The factory was banned in England and the US, but its owner the cunning and unscrupulous Ramprakash got environmental clearance and an NOC in India by using corrupt methods.Soon, a couple of tragic deaths take pl ace, including that of one of his close buddies in the factory due to MIC (Methyl Isocyanide) leaks. Ramprakash is reluctant to spend money on modernisation and maintenance, and has brought over two dominant caste-based political parties, who need funds to fight elections. Vijay and his lover Isai (Vismaya), a doctor who also works in the factory, request the management to shut down the plant. In retaliation, they try to browbeat Vijay and fri ends with the tacit support of political parties and police. And one night, a major gas leak takes place in the plant, killing over 255 people in the nearby village, most of them who were asleep (a chilling recount of the 1984 Bh opal Gas Tragedy). The politicians and the system, looking for a scapegoat, frames Vijay. After coming out on bail, Vijay decides that justice should be done to all those who died or had deformities due to the gas leak.

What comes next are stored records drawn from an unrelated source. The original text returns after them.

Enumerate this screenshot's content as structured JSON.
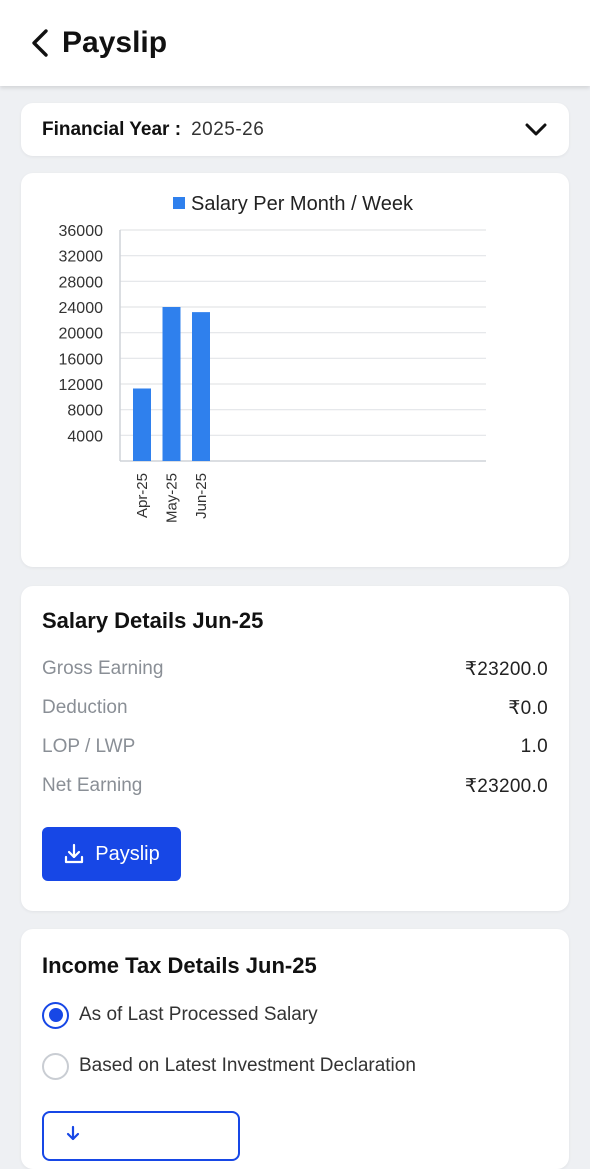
{
  "header": {
    "title": "Payslip"
  },
  "financial_year": {
    "label": "Financial Year :",
    "value": "2025-26"
  },
  "chart_data": {
    "type": "bar",
    "legend": "Salary Per Month / Week",
    "legend_color": "#2f80ed",
    "categories": [
      "Apr-25",
      "May-25",
      "Jun-25"
    ],
    "values": [
      11300,
      24000,
      23200
    ],
    "ylim": [
      0,
      36000
    ],
    "yticks": [
      4000,
      8000,
      12000,
      16000,
      20000,
      24000,
      28000,
      32000,
      36000
    ],
    "grid": true,
    "bar_color": "#2f80ed"
  },
  "salary": {
    "heading": "Salary Details Jun-25",
    "rows": [
      {
        "label": "Gross Earning",
        "value": "₹23200.0"
      },
      {
        "label": "Deduction",
        "value": "₹0.0"
      },
      {
        "label": "LOP / LWP",
        "value": "1.0"
      },
      {
        "label": "Net Earning",
        "value": "₹23200.0"
      }
    ],
    "download_label": "Payslip"
  },
  "income_tax": {
    "heading": "Income Tax Details Jun-25",
    "options": [
      {
        "label": "As of Last Processed Salary",
        "selected": true
      },
      {
        "label": "Based on Latest Investment Declaration",
        "selected": false
      }
    ]
  },
  "colors": {
    "accent": "#1747e6",
    "background": "#eef0f3"
  }
}
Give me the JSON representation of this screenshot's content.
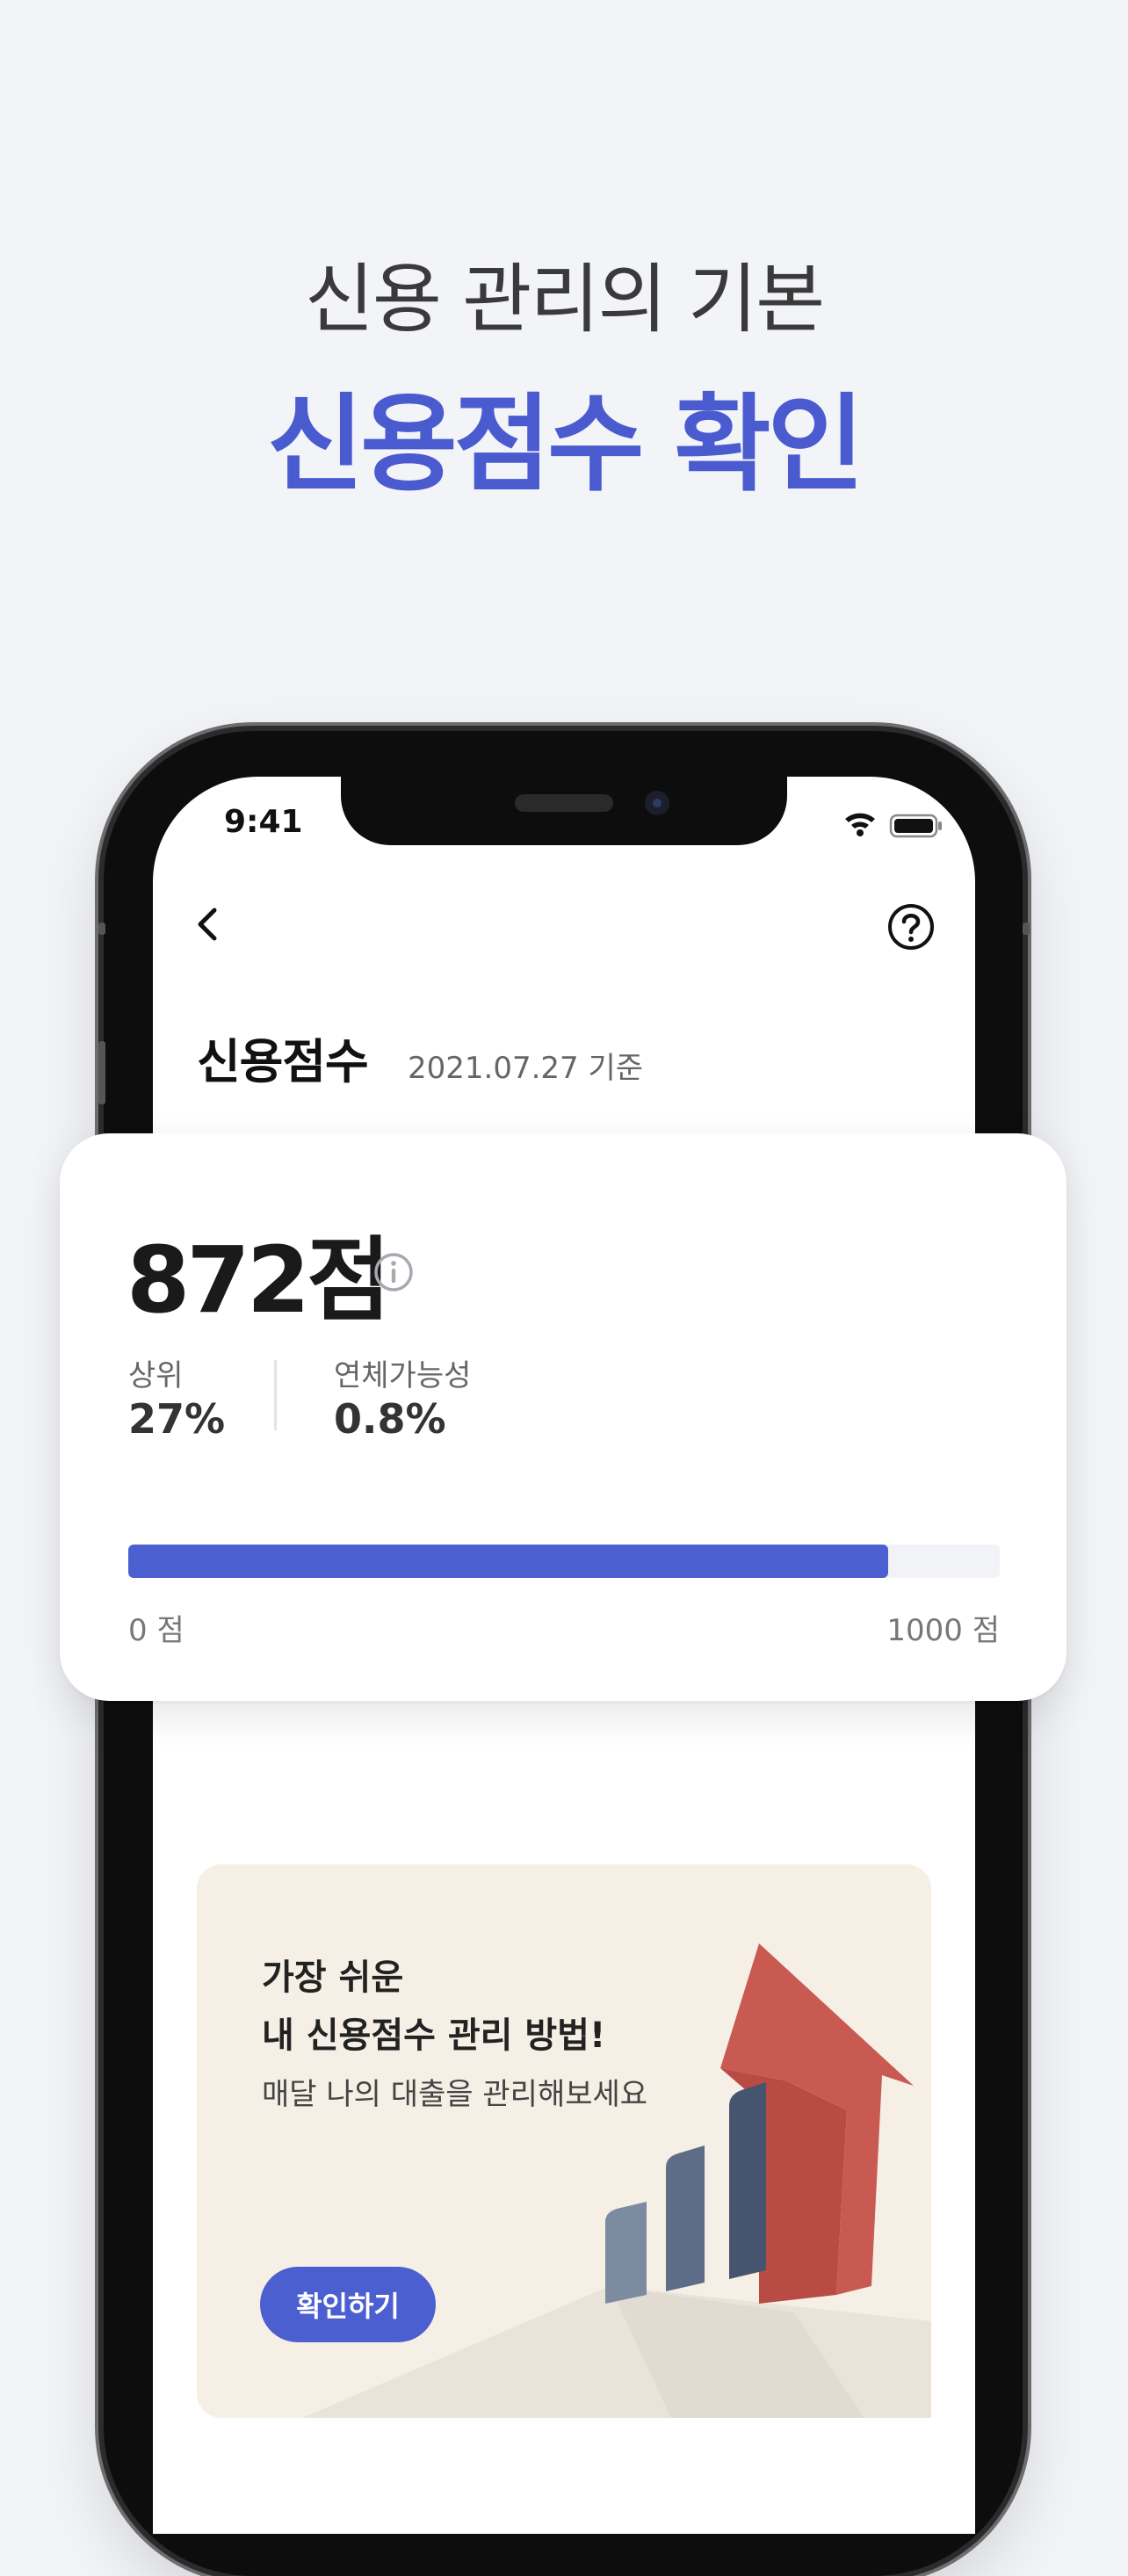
{
  "headline": {
    "sub": "신용 관리의 기본",
    "main": "신용점수 확인"
  },
  "status_bar": {
    "time": "9:41"
  },
  "header": {
    "back_icon": "chevron-left-icon",
    "help_icon": "question-circle-icon",
    "title": "신용점수",
    "date": "2021.07.27 기준"
  },
  "score_card": {
    "score": "872점",
    "info_icon": "info-circle-icon",
    "stats": [
      {
        "label": "상위",
        "value": "27%"
      },
      {
        "label": "연체가능성",
        "value": "0.8%"
      }
    ],
    "progress": {
      "value": 872,
      "min": 0,
      "max": 1000
    },
    "min_label": "0 점",
    "max_label": "1000 점"
  },
  "banner": {
    "title_line1": "가장 쉬운",
    "title_line2": "내 신용점수 관리 방법!",
    "description": "매달 나의 대출을 관리해보세요",
    "button_label": "확인하기"
  },
  "colors": {
    "accent": "#4b5fd1",
    "banner_bg": "#f6efe5",
    "arrow": "#c95a52",
    "bars": "#4f607c"
  }
}
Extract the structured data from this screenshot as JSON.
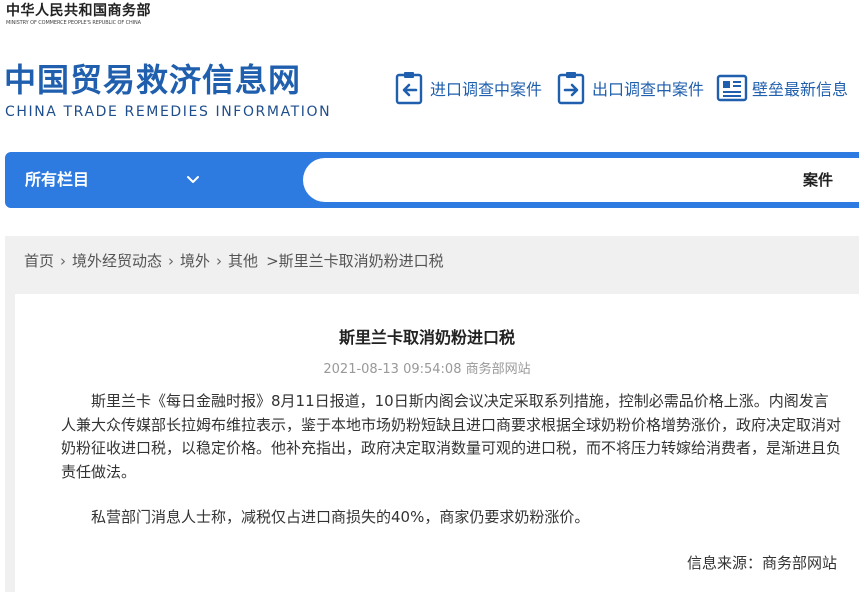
{
  "ministry": {
    "name_cn": "中华人民共和国商务部",
    "name_en": "MINISTRY OF COMMERCE PEOPLE'S REPUBLIC OF CHINA"
  },
  "site": {
    "logo_cn": "中国贸易救济信息网",
    "logo_en": "CHINA TRADE REMEDIES INFORMATION"
  },
  "top_links": [
    {
      "label": "进口调查中案件",
      "icon": "import-case-icon"
    },
    {
      "label": "出口调查中案件",
      "icon": "export-case-icon"
    },
    {
      "label": "壁垒最新信息",
      "icon": "barrier-news-icon"
    }
  ],
  "nav": {
    "all_columns_label": "所有栏目",
    "search_button_label": "案件"
  },
  "breadcrumb": {
    "home": "首页",
    "level1": "境外经贸动态",
    "level2": "境外",
    "level3": "其他",
    "current": ">斯里兰卡取消奶粉进口税"
  },
  "article": {
    "title": "斯里兰卡取消奶粉进口税",
    "meta": "2021-08-13 09:54:08 商务部网站",
    "paragraphs": [
      "斯里兰卡《每日金融时报》8月11日报道，10日斯内阁会议决定采取系列措施，控制必需品价格上涨。内阁发言人兼大众传媒部长拉姆布维拉表示，鉴于本地市场奶粉短缺且进口商要求根据全球奶粉价格增势涨价，政府决定取消对奶粉征收进口税，以稳定价格。他补充指出，政府决定取消数量可观的进口税，而不将压力转嫁给消费者，是渐进且负责任做法。",
      "私营部门消息人士称，减税仅占进口商损失的40%，商家仍要求奶粉涨价。"
    ],
    "source": "信息来源：商务部网站"
  },
  "colors": {
    "brand_blue": "#1f5fae",
    "nav_blue": "#2d7be0",
    "content_bg": "#f0f0f0"
  }
}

The film works to a large extent because it moves at a rapid pace (119 minutes) and good writing, which keep the viewer hooked. The story and characters are real, and the greed of businessmen and politicians out to make a f ast buck and retain their caste-based vote banks have been neatly detailed. The loud ear splitting background score by Govind Vasanth hammers it in. Songs are mostly backgrounders and in sync with the emotional narr ati on.As far as acting is concerned, Vijay does a neat and convincing role as Lenin Vijay, along with the others, most of whom newcomers. On the downside, the film is very melodramatic and has a typical mass-hero climax scene. Vijay Kumar, the director, injects some ‘heroism’ into his character, probably keeping the box office in mind.On the whole, the film is topical at a time when Lok Sabha Election 2019 is advancing. The director is able to create suitable impact with its storyline and presentation.
This IS MY Personal Review So Please Go And Watch The Movie InTheaters Only
Written By- T.H.PRASAD -B4U-Ratting-3 /5